·         Leyla Kizilirmak, Art Square Gallery and Café - organic and fair trade dark chocolate boobs
·         Carmen Jeffrey, President’s Choice Cooking School

Eat to the Beat at a Glance:
DATE:              Tuesday, November 1, 2016
TIME:                7 pm – 10 pm
VENUE:            Roy Thomson Hall, 60 Simcoe Street, Toronto (St. Andrew subway station) 
COST:  General Admission Ticket: $189 (a tax receipt will be issued for the maximum allowable amount) Tickets include dishes at 60 stations along with wine, beer and a selection of non-alcoholic beverages.
DRESS:            Smart Casual
CONTACT: or call 1 (800) 387-9816
TWITTER:         @EattotheBeat_TO
HASHTAG:        #EattotheBeat

About the Canadian Breast Cancer Foundation:
The Canadian Breast Cancer Foundation (CBCF) is a national community-driven charity. As the largest charitable funder of breast cancer research in Canada, CBCF’s vision is to create a future without breast cancer.

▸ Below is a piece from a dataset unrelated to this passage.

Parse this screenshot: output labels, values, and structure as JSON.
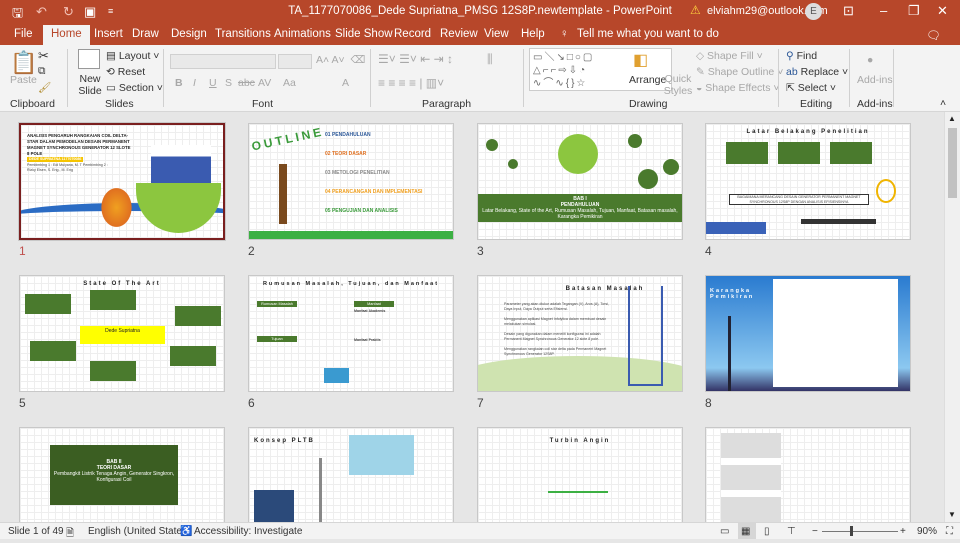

Since its inception in 1986, the Foundation has invested over $360 million in breast cancer research, funding more than 1,400 scientific and community grants.CBCF’s investments in vital research, education, health promotion, support and information programs have led to progress in breast cancer prevention, diagnosis, treatment and care. For more information, visit